Consulting Firm, Insulting Firm.

Consulting firms.

Ah, yes…the dream employers of 50-75% of undergraduates everywhere. And 75-90% of graduate business students. And why?

Good salaries. Benefits. Frequent flyer miles. Hand-holding. And the all-important “experience on a résumé”.

But have you ever thought about the sheer nature of what a consulting firm provides? Or how they are able to become the shiny employer on the hill for America’s best and brightest?

Salaries? Easy. High billing rates, paid for by the client. Benefits? High billing rates, paid for by the client. Flights and hotels? Travel expenses, paid for by the client.

And hand-holding and experience? Paid for by the…client?

Interesting conundrum, isn’t it?

Think about the business—say it’s a print shop—that hires the consulting firm. What do we know about it? Well, it must have some income history, if it can afford the consulting firm’s fees. And it must have a founder, who must have some kind of expertise in his field. And some moxie, to found the company and partake in an entrepreneurial venture. And some business savvy, to sustain the company to the point at which it hires the consulting firm.

So facing a short-term cash shortage because of overstaffing and a problem in accounts receivable, they put the retainer fee on the table and bring on the consulting firm. Who gets staffed on the project?

A couple of 22-year-old Business majors who just graduated from JMU, a 40-something mid-level manager who has spent the past 16 years with the firm and, for PR purposes, a junior partner in the firm who has an MBA from NYU and has spent 25 years consulting.

Let’s break this down. The two Business majors, while bright, have no experience in the printing business, and no experience running, or even managing, a business. And they are being paid a high billing rate, travel and four-star hotel expenses to tell the print shop business owner with 20 years of experience in the printing industry and the experience of founding and sustaining a business venture (or two) how to run his business.

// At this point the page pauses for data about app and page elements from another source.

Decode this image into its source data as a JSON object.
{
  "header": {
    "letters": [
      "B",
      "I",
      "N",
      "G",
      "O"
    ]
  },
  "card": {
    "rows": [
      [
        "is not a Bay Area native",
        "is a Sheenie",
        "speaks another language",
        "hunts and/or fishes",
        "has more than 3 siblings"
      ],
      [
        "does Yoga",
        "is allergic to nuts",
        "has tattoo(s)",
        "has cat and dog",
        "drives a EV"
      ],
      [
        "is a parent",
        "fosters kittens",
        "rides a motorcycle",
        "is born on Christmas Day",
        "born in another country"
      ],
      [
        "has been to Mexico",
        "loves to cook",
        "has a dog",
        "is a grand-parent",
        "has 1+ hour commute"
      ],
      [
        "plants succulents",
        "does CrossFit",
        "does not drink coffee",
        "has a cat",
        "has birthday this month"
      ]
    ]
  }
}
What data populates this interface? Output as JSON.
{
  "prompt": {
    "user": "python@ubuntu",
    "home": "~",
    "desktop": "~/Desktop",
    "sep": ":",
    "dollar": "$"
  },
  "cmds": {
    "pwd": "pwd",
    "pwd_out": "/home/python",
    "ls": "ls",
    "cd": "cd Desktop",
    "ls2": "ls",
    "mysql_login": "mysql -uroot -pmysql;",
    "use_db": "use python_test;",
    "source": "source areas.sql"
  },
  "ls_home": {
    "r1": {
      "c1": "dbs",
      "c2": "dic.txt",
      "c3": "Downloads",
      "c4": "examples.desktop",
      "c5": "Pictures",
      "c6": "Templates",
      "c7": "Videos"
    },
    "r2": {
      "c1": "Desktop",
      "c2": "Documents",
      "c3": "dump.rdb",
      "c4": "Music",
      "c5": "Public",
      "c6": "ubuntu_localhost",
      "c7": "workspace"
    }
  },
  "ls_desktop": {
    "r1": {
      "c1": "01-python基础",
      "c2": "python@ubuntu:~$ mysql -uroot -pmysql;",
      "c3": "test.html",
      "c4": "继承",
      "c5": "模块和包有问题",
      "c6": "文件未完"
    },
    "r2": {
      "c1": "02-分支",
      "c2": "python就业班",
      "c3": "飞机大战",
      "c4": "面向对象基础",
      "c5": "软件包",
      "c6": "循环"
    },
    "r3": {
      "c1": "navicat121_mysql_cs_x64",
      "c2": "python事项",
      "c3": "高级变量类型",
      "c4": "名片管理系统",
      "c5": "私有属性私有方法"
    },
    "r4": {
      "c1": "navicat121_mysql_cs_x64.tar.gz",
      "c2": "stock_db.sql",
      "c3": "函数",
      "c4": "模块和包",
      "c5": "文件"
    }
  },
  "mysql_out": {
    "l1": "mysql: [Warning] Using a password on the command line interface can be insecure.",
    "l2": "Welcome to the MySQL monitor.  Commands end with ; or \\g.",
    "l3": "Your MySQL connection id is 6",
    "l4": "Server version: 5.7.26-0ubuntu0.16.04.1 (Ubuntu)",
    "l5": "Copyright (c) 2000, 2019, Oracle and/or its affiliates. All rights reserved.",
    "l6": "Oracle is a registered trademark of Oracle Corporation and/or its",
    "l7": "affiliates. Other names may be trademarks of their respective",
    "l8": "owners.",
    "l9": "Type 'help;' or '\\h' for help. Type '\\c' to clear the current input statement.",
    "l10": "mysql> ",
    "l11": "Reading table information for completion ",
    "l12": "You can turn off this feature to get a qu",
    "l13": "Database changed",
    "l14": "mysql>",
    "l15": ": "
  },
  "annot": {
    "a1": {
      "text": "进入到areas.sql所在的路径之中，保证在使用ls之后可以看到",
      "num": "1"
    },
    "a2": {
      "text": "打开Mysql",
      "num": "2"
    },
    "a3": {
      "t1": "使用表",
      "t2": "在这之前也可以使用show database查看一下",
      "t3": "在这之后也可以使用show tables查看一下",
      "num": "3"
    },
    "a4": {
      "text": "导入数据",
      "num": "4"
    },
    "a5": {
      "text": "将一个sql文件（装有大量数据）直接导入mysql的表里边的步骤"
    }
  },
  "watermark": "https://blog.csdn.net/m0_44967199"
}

The mid-level manager has been with the firm for 16 years, working in a variety of practices, but has been staffed on this project to focus on the staffing side. He is ultimately the one who’s going to tell the business owner which positions, and individuals, he can eliminate, even though he has never actually spent any sustained period of time at the company to see who has been playing around online all day, who has contributed the most innovative ideas, and who has the best work ethic. Not the business owner, who has a sample period of several years to make these evaluations.

And the junior partner (with the same concept applying to the mid-level manager) has 25 years of industry experience. What does it say about his business “savvy” to have that much experience, and yet still have the company take 80% of what his work alone earns for the company (since most individual consultants only take home about 20% of the revenue from their billable hours). If you have that much experience, and do not have the business sense or contacts to be able to build your own client base, you most certainly should not be in a position to advise anyone else on how to run a business. It wouldn’t take any start-up capital to go into business as an independent consultant, and with that much experience, it shouldn’t even take any income lapse (as you could be setting up the clientele for your individual break-off even while working for the firm).

Besides these personnel issues, the loyalty of the consulting firm itself is to itself. It is in the best interests of the firm to sustain the greatest amount of business for the longest period of time. So there is no incentive for the firm to try to resolve the issues as quickly and efficiently as possible, as this is costing the firm billable hours and sustained revenue generation.

Just seems like an interesting dynamic. The 20 year business owner paying high retainer fees, billing rates and travel expenses so that the 22-year-olds can get “real life” business experience and frequent-flyer mile-inspired vacations, and the 16- and 25-year consulting firm veterans can continue to rest on their laurels, which aren’t based on any business expertise, as if they had that they would be working independently on similar business. Consulting? Or Charity?

Is there a tax write-off for fees paid consultancies?